Excerpts from an interface dataset

==========

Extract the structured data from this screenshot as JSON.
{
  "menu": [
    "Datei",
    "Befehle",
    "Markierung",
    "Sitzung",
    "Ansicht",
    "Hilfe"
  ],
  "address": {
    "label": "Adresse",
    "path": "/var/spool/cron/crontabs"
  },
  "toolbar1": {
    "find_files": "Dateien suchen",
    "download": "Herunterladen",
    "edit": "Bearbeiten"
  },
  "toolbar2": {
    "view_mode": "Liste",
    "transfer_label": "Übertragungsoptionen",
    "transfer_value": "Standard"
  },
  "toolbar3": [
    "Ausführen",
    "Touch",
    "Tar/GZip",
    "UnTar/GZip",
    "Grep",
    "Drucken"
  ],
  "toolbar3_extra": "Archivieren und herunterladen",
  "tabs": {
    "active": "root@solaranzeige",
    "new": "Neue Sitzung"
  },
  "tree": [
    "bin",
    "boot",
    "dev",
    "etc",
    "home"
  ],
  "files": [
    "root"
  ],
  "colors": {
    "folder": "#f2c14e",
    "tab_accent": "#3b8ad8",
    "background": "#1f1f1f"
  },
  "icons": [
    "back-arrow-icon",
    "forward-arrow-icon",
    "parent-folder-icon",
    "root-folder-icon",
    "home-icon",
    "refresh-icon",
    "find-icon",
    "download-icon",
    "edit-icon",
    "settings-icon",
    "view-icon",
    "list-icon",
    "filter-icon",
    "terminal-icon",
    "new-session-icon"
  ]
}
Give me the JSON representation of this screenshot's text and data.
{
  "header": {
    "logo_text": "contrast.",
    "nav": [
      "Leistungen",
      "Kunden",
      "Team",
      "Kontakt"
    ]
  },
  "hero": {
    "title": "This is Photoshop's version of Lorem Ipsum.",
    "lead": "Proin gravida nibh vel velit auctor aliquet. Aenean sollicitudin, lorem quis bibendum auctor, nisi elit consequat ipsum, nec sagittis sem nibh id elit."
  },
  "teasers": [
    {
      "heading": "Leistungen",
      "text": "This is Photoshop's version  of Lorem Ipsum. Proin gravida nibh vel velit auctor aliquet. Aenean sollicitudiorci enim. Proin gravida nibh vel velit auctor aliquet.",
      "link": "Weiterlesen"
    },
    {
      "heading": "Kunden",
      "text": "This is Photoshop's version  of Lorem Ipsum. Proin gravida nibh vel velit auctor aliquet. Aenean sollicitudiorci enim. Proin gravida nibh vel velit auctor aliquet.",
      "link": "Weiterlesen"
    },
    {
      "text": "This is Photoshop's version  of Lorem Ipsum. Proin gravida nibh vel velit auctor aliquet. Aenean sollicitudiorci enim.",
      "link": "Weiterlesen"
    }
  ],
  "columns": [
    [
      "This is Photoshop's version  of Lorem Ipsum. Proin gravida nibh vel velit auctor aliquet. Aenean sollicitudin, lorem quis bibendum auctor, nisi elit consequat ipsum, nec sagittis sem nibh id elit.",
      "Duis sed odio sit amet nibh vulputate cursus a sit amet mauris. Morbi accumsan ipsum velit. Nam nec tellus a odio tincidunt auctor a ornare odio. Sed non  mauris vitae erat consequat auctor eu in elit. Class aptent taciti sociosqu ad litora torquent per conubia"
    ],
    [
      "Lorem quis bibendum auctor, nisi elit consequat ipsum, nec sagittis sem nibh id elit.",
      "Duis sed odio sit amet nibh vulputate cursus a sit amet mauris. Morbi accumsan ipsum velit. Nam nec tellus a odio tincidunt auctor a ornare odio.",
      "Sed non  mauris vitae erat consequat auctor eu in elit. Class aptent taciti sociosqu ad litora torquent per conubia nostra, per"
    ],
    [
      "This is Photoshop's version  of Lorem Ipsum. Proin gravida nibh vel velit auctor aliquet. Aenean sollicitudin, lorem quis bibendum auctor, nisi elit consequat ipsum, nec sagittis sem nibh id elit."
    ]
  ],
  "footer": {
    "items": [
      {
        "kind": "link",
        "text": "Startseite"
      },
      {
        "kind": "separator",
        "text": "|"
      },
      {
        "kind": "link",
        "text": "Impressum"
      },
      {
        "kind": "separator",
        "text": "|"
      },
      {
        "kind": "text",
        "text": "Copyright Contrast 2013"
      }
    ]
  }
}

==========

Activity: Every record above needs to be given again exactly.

Your response:
Extract the structured data from this screenshot as JSON.
{
  "menu": [
    "Datei",
    "Befehle",
    "Markierung",
    "Sitzung",
    "Ansicht",
    "Hilfe"
  ],
  "address": {
    "label": "Adresse",
    "path": "/var/spool/cron/crontabs"
  },
  "toolbar1": {
    "find_files": "Dateien suchen",
    "download": "Herunterladen",
    "edit": "Bearbeiten"
  },
  "toolbar2": {
    "view_mode": "Liste",
    "transfer_label": "Übertragungsoptionen",
    "transfer_value": "Standard"
  },
  "toolbar3": [
    "Ausführen",
    "Touch",
    "Tar/GZip",
    "UnTar/GZip",
    "Grep",
    "Drucken"
  ],
  "toolbar3_extra": "Archivieren und herunterladen",
  "tabs": {
    "active": "root@solaranzeige",
    "new": "Neue Sitzung"
  },
  "tree": [
    "bin",
    "boot",
    "dev",
    "etc",
    "home"
  ],
  "files": [
    "root"
  ],
  "colors": {
    "folder": "#f2c14e",
    "tab_accent": "#3b8ad8",
    "background": "#1f1f1f"
  },
  "icons": [
    "back-arrow-icon",
    "forward-arrow-icon",
    "parent-folder-icon",
    "root-folder-icon",
    "home-icon",
    "refresh-icon",
    "find-icon",
    "download-icon",
    "edit-icon",
    "settings-icon",
    "view-icon",
    "list-icon",
    "filter-icon",
    "terminal-icon",
    "new-session-icon"
  ]
}
Give me the JSON representation of this screenshot's text and data.
{
  "header": {
    "logo_text": "contrast.",
    "nav": [
      "Leistungen",
      "Kunden",
      "Team",
      "Kontakt"
    ]
  },
  "hero": {
    "title": "This is Photoshop's version of Lorem Ipsum.",
    "lead": "Proin gravida nibh vel velit auctor aliquet. Aenean sollicitudin, lorem quis bibendum auctor, nisi elit consequat ipsum, nec sagittis sem nibh id elit."
  },
  "teasers": [
    {
      "heading": "Leistungen",
      "text": "This is Photoshop's version  of Lorem Ipsum. Proin gravida nibh vel velit auctor aliquet. Aenean sollicitudiorci enim. Proin gravida nibh vel velit auctor aliquet.",
      "link": "Weiterlesen"
    },
    {
      "heading": "Kunden",
      "text": "This is Photoshop's version  of Lorem Ipsum. Proin gravida nibh vel velit auctor aliquet. Aenean sollicitudiorci enim. Proin gravida nibh vel velit auctor aliquet.",
      "link": "Weiterlesen"
    },
    {
      "text": "This is Photoshop's version  of Lorem Ipsum. Proin gravida nibh vel velit auctor aliquet. Aenean sollicitudiorci enim.",
      "link": "Weiterlesen"
    }
  ],
  "columns": [
    [
      "This is Photoshop's version  of Lorem Ipsum. Proin gravida nibh vel velit auctor aliquet. Aenean sollicitudin, lorem quis bibendum auctor, nisi elit consequat ipsum, nec sagittis sem nibh id elit.",
      "Duis sed odio sit amet nibh vulputate cursus a sit amet mauris. Morbi accumsan ipsum velit. Nam nec tellus a odio tincidunt auctor a ornare odio. Sed non  mauris vitae erat consequat auctor eu in elit. Class aptent taciti sociosqu ad litora torquent per conubia"
    ],
    [
      "Lorem quis bibendum auctor, nisi elit consequat ipsum, nec sagittis sem nibh id elit.",
      "Duis sed odio sit amet nibh vulputate cursus a sit amet mauris. Morbi accumsan ipsum velit. Nam nec tellus a odio tincidunt auctor a ornare odio.",
      "Sed non  mauris vitae erat consequat auctor eu in elit. Class aptent taciti sociosqu ad litora torquent per conubia nostra, per"
    ],
    [
      "This is Photoshop's version  of Lorem Ipsum. Proin gravida nibh vel velit auctor aliquet. Aenean sollicitudin, lorem quis bibendum auctor, nisi elit consequat ipsum, nec sagittis sem nibh id elit."
    ]
  ],
  "footer": {
    "items": [
      {
        "kind": "link",
        "text": "Startseite"
      },
      {
        "kind": "separator",
        "text": "|"
      },
      {
        "kind": "link",
        "text": "Impressum"
      },
      {
        "kind": "separator",
        "text": "|"
      },
      {
        "kind": "text",
        "text": "Copyright Contrast 2013"
      }
    ]
  }
}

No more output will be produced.